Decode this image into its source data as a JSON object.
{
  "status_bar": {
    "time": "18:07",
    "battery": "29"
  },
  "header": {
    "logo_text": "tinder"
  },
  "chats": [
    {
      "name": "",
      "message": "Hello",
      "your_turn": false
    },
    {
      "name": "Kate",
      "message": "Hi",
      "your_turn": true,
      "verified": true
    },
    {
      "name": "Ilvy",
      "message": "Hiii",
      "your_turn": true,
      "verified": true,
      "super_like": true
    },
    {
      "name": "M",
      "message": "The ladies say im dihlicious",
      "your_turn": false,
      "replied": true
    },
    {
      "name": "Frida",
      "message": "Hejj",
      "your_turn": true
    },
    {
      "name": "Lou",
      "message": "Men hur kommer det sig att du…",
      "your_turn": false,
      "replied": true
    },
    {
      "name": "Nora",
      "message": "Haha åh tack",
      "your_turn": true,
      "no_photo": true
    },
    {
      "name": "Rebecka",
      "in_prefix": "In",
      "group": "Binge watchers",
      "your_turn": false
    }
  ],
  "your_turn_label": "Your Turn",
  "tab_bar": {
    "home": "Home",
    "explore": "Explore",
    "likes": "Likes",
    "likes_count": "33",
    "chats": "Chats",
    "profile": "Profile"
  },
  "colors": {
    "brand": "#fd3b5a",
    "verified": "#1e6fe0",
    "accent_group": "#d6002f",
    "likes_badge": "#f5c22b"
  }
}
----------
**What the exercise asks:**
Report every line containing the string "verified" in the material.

**Response:**
      "verified": true
      "verified": true,
    "verified": "#1e6fe0",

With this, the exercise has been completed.